(Items from a data source)
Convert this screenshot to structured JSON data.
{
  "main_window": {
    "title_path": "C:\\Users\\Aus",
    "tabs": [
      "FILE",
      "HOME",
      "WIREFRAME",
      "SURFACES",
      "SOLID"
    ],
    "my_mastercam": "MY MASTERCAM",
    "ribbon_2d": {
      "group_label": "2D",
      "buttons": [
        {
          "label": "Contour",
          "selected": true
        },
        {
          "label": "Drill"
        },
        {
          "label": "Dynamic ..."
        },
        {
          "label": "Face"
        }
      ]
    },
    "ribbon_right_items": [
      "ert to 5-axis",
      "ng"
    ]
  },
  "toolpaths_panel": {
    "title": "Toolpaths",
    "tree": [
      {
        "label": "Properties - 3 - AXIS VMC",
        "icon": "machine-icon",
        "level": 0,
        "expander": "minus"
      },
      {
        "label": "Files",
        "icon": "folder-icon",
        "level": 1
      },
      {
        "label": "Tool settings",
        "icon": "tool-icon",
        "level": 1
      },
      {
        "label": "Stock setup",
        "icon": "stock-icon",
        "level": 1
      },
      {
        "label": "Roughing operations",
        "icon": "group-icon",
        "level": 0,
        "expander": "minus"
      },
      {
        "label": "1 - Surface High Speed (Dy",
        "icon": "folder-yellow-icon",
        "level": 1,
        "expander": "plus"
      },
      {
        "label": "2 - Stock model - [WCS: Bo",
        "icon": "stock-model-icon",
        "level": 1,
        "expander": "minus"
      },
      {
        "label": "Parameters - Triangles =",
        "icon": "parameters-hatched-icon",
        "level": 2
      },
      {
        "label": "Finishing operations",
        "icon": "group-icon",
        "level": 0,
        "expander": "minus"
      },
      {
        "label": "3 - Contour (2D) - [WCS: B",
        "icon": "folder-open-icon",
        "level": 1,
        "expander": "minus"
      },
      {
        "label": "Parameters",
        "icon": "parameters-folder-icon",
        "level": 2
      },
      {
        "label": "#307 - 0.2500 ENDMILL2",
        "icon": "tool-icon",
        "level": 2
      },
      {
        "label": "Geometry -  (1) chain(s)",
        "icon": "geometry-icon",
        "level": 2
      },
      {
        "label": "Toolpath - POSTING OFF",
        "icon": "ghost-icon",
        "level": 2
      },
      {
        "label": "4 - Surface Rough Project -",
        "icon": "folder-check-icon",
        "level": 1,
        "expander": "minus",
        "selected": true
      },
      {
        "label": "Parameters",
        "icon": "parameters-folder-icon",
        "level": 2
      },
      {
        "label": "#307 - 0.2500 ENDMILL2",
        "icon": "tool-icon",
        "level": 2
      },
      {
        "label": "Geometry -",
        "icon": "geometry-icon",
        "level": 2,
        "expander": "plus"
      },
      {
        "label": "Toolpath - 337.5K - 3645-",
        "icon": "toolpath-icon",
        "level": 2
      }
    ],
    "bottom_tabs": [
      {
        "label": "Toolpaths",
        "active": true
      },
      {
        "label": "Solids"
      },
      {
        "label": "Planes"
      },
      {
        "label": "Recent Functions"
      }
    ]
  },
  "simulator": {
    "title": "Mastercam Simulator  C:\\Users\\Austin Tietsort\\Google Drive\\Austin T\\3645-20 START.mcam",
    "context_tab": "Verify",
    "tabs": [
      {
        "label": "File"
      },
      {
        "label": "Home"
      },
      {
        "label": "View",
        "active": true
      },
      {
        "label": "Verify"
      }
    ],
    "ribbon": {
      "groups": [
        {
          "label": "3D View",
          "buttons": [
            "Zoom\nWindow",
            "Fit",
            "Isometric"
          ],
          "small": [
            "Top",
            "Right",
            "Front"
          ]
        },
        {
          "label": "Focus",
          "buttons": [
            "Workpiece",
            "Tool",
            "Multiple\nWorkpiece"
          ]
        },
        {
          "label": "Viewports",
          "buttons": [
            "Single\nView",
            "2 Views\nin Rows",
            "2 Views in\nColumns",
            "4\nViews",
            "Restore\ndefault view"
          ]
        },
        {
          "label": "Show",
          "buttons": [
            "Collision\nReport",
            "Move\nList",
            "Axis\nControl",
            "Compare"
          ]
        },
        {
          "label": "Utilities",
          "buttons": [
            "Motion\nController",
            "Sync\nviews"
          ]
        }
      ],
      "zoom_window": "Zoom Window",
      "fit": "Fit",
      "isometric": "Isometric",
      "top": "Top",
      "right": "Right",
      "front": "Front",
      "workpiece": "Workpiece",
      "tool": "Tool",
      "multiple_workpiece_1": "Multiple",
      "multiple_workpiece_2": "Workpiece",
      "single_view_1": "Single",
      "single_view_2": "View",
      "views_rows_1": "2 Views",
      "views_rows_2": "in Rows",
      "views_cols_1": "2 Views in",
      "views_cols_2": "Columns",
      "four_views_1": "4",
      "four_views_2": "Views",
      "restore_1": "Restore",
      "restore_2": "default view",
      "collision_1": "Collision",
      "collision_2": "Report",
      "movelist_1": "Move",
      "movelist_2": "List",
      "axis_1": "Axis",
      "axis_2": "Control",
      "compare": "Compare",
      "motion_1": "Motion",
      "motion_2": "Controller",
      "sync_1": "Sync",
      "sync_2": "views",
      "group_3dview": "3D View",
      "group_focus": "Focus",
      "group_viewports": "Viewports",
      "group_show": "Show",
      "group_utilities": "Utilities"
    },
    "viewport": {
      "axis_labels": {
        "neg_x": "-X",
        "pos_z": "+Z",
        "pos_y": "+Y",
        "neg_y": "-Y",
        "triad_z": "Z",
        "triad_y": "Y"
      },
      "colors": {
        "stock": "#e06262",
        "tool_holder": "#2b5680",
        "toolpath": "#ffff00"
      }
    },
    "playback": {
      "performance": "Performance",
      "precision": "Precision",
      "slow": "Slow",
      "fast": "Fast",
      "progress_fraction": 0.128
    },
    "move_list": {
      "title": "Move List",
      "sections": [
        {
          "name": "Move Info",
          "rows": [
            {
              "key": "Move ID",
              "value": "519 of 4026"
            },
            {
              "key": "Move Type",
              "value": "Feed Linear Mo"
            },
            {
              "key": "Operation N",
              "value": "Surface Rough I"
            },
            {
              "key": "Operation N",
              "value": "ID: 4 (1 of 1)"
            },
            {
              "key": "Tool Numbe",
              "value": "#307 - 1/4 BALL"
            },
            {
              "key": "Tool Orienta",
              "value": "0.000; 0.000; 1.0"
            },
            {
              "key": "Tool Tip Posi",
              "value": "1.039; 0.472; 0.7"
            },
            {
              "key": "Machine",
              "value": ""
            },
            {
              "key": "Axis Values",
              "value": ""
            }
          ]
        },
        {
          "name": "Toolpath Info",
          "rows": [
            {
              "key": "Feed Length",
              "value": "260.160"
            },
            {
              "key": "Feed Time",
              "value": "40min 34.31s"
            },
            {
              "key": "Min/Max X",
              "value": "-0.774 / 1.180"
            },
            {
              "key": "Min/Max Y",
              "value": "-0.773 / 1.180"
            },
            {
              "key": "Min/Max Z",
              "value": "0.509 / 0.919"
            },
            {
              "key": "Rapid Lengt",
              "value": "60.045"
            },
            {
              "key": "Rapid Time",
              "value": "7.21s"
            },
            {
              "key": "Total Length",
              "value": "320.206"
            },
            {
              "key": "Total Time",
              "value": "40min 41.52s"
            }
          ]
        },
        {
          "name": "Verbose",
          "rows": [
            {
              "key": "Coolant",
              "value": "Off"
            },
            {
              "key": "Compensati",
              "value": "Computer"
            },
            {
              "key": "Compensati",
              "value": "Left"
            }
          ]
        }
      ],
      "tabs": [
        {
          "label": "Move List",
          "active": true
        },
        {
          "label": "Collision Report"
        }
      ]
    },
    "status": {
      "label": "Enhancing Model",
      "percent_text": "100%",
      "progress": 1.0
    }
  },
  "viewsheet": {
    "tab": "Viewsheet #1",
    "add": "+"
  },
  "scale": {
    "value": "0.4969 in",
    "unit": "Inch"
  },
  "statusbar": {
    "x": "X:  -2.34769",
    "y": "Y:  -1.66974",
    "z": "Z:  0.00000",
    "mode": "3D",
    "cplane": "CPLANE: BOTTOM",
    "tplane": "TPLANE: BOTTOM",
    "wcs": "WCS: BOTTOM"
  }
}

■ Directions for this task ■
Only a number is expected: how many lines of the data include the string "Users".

■ Response to the exercise ■
2